Friday, March 05, 2010

New Cross Sun, Snow & Slavery

Wish I'd had a better camera than my phone with me tonight to capture the glorious sunset in New Cross, looking west down Queens Road. When the Red Hot Chili Peppers sang 'the sun may rise in the East but at least it settles in a fine location', I'm not sure they had in mind a great golden ball sinking over Peckham.

While we're on the subject of scenic South East London, here's a few photos taken in Telegraph Hill Park during the January snowfall. The pond was iced up except for a perfect circular hole in the middle...

... leaving an abandoned Christmas tree stranded on the ice

Meanwhile Olaudah Equiano had acquired a white wig. This monument to the anti-slavery campaigner was made by children from the nearby Edmund Waller Primary School in 2008. It didn't find universal favour amongst those wishing to preserve Telegraph Hill in aspic as a museum of Victoriana, but it's a nice bit of folk art and quite right that he should be commemorated locally.

In his famous memoir 'The Interesting Narrative of the Life of Olaudah Equiano, Or Gustavus Vassa, The African by Himself' he recalls being forced into slavery at Deptford on a ship bound for the West Indies:
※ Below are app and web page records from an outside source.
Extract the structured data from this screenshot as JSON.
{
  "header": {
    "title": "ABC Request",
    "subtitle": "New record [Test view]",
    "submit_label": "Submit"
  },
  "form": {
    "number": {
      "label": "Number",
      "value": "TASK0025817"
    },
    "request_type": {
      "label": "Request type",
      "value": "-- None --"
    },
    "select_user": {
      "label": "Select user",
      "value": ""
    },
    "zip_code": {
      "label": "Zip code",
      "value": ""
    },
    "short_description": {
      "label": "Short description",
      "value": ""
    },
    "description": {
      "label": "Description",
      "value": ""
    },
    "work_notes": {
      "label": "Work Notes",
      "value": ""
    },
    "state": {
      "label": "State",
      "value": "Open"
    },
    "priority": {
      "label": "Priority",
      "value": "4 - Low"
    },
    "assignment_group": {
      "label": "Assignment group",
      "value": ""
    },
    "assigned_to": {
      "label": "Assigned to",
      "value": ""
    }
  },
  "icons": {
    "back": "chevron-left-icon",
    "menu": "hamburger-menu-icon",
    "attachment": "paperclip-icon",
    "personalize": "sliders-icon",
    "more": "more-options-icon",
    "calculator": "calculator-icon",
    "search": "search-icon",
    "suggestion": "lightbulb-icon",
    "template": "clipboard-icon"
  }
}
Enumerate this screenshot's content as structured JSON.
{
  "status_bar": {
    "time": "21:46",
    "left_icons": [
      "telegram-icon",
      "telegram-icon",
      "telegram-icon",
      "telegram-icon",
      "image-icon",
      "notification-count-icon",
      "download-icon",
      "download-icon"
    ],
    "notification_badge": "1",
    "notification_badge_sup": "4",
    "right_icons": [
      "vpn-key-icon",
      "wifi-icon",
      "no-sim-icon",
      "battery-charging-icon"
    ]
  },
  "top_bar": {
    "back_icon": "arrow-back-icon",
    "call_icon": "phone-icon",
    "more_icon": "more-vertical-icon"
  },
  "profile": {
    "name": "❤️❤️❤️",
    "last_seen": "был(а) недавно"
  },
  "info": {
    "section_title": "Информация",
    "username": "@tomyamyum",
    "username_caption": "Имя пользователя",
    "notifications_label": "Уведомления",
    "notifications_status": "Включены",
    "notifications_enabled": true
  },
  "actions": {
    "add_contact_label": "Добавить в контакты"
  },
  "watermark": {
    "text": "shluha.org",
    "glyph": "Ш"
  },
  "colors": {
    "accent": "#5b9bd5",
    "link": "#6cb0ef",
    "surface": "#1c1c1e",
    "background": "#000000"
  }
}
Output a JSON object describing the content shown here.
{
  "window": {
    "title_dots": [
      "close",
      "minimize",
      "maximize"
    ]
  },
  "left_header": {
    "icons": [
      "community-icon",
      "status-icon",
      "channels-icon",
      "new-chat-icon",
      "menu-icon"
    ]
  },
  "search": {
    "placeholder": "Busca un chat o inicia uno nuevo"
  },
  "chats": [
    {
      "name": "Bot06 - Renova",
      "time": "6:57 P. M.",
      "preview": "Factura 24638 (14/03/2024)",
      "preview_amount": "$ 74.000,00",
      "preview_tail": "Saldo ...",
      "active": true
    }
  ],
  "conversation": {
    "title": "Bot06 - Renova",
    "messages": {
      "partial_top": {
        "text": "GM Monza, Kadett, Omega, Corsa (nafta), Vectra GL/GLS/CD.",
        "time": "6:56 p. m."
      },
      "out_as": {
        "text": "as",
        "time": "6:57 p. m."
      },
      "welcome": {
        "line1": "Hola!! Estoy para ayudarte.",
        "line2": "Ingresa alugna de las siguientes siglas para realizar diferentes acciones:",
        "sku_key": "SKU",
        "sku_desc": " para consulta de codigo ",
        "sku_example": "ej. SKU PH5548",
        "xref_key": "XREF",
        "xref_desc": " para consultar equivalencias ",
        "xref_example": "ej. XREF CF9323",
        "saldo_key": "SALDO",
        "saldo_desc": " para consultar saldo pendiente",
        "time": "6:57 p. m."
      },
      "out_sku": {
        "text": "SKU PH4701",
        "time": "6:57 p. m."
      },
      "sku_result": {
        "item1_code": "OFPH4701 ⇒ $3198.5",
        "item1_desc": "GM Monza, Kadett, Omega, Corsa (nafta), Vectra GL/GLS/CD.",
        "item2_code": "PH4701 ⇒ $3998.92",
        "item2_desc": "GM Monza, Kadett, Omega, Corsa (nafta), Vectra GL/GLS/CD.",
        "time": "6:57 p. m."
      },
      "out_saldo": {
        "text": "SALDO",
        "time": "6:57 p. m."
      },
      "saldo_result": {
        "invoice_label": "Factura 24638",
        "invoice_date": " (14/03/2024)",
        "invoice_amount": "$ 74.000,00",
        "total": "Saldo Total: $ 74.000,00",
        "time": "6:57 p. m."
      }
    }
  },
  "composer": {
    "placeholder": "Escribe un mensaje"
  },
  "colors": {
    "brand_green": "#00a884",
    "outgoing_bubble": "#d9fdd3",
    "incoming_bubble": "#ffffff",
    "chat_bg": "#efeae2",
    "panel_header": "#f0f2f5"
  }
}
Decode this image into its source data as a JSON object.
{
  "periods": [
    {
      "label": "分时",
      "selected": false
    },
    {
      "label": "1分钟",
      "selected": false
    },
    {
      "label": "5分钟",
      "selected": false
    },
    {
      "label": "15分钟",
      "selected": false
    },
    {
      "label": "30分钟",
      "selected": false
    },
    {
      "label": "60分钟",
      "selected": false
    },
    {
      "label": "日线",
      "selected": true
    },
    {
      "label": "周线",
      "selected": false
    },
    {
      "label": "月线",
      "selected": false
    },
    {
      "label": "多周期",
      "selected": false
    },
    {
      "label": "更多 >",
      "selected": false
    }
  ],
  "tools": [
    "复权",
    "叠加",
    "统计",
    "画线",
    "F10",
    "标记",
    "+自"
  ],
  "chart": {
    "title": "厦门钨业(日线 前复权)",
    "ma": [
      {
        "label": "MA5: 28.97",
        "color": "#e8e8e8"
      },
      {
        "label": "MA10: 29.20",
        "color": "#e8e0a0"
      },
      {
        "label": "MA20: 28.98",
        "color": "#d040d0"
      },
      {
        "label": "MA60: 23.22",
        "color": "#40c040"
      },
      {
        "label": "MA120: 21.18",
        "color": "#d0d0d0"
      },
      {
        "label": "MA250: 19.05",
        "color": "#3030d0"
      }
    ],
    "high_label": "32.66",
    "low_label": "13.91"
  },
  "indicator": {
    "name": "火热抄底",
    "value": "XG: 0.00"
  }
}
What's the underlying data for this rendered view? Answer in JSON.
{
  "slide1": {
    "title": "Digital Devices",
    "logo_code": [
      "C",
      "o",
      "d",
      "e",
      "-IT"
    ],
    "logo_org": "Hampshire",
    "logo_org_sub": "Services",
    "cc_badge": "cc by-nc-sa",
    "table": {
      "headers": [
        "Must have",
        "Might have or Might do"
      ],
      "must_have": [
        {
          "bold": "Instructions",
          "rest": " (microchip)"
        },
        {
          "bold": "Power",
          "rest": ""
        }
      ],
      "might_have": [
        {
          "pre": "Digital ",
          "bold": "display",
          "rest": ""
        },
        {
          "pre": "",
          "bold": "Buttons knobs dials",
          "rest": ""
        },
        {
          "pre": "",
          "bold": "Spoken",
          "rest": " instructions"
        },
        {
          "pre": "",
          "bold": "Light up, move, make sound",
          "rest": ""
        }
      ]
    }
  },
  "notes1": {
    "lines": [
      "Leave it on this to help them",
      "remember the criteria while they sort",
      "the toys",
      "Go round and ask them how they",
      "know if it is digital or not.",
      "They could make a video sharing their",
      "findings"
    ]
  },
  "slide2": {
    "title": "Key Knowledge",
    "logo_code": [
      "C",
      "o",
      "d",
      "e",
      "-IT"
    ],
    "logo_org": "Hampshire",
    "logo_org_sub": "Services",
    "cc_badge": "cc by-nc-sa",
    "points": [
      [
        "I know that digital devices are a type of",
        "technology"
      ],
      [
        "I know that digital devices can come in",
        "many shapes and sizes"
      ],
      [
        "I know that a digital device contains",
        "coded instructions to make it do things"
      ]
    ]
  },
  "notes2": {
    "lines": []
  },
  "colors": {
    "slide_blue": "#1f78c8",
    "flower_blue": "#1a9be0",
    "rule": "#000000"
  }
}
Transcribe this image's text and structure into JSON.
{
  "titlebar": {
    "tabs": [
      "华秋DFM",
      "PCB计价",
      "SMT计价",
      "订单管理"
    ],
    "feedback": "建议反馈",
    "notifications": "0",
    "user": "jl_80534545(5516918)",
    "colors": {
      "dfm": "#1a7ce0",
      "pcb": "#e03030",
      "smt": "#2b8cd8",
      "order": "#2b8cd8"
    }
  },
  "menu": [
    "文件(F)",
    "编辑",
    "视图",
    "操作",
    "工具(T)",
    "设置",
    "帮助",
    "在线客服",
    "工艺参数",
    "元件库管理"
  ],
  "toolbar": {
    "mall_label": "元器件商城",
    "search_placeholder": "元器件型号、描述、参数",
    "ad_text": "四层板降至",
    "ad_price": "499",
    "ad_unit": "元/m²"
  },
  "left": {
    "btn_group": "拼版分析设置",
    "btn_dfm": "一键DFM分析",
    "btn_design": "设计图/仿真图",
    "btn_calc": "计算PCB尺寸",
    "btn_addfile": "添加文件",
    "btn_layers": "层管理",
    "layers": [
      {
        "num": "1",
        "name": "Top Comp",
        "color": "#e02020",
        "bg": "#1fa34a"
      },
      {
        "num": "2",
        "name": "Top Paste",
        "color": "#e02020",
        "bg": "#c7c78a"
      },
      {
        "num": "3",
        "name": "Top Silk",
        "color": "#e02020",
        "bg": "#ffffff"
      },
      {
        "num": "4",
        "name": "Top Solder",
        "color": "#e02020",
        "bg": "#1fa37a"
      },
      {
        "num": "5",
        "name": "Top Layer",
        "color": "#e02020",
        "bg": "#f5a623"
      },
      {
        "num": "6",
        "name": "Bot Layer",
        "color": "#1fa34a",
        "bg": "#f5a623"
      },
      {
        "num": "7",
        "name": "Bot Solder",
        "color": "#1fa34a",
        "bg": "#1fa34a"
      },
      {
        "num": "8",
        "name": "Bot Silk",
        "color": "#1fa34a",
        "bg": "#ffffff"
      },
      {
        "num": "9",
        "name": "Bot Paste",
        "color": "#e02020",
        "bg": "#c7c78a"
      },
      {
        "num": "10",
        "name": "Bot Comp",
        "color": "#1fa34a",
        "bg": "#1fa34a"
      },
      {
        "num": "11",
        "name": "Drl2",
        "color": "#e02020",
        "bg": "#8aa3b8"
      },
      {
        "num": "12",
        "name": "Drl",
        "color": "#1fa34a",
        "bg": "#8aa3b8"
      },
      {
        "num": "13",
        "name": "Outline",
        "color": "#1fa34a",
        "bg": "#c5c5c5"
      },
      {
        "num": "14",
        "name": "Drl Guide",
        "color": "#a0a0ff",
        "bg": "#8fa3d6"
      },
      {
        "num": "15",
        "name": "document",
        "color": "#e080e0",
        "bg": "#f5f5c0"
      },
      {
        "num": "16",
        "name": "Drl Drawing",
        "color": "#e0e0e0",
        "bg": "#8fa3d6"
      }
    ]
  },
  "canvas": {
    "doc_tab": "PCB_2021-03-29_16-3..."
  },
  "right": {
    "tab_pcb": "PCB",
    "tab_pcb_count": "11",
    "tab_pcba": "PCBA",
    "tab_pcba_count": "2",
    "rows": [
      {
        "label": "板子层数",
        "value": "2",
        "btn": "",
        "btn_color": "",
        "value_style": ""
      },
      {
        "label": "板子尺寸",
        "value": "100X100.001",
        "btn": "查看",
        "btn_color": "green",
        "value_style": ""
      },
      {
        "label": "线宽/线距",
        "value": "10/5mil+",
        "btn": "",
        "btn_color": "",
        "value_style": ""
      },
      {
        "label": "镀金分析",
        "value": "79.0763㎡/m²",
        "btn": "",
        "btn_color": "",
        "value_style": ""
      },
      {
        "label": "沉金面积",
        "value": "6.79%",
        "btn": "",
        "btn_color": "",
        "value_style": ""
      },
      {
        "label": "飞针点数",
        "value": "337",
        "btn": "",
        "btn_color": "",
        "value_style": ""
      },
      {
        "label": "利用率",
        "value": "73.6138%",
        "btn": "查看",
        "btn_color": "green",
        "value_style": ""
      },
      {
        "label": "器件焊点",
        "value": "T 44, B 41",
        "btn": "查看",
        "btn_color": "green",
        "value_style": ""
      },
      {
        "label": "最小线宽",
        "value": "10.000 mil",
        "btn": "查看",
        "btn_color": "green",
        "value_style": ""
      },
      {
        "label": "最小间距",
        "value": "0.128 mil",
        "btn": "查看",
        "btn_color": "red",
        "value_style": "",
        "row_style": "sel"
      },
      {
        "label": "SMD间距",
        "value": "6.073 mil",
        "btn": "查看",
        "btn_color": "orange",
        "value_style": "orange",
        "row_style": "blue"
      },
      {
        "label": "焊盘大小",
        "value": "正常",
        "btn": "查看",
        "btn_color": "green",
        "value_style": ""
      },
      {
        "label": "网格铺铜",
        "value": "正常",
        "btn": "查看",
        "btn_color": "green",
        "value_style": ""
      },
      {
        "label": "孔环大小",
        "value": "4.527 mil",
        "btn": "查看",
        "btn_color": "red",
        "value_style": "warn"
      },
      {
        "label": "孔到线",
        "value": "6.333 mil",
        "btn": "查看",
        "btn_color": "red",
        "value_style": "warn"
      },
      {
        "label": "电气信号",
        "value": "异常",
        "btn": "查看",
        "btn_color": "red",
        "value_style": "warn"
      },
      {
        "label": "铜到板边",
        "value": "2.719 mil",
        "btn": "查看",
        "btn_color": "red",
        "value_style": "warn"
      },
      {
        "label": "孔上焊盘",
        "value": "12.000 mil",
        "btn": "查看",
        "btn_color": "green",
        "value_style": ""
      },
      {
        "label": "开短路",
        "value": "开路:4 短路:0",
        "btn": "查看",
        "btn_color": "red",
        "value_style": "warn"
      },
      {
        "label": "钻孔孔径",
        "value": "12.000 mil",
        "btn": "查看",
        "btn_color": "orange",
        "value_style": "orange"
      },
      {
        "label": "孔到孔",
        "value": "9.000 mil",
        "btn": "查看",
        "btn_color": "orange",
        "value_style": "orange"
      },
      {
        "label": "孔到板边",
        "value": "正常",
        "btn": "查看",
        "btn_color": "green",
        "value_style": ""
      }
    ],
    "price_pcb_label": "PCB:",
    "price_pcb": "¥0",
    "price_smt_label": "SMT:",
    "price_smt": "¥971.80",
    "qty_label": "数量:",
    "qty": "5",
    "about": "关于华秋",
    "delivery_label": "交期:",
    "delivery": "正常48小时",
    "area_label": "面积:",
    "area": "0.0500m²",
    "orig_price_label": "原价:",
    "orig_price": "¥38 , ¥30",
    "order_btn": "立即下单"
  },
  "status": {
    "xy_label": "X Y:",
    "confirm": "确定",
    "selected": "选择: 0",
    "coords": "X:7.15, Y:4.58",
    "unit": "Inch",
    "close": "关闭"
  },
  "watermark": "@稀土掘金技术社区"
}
'In pursuance of our orders we sailed from Portsmouth for the Thames, and arrived at Deptford the 10th of December, where we cast anchor just as it was high water. The ship was up about half an hour, when my master ordered the barge to be manned; and all in an instant, without having before given me the least reason to suspect any thing of the matter, he forced me into the barge; saying, I was going to leave him, but he would take care I should not. I was so struck with the unexpectedness of this proceeding, that for some time I did not make a reply, only I made an offer to go for my books and chest of clothes, but he swore I should not move out of his sight; and if I did he would cut my throat, at the same time taking his hanger. I began, however, to collect myself; and, plucking up courage, I told him I was free, and he could not by law serve me so. But this only enraged him the more; and he continued to swear, and said he would soon let me know whether he would or not, and at that instant sprung himself into the barge from the ship, to the astonishment and sorrow of all on board. The tide, rather unluckily for me, had just turned downward, so that we quickly fell down the river along with it, till we came among some outward-bound West Indiamen; for he was resolved to put me on board the first vessel he could get to receive me....

Thus, at the moment I expected all my toils to end, was I plunged, as I supposed, in a new slavery; in comparison of which all my service hitherto had been 'perfect freedom;' and whose horrors, always present to my mind, now rushed on it with tenfold aggravation. I wept very bitterly for some time: and began to think that I must have done something to displease the Lord, that he thus punished me so severely. This filled me with painful reflections on my past conduct; I recollected that on the morning of our arrival at Deptford I had rashly sworn that as soon as we reached London I would spend the day in rambling and sport'.

1 comment:

Clare Griffiths said...

The sun was gorgeous last night, unfortunately I was in my car at the decisive moment so I missed being able to snap it.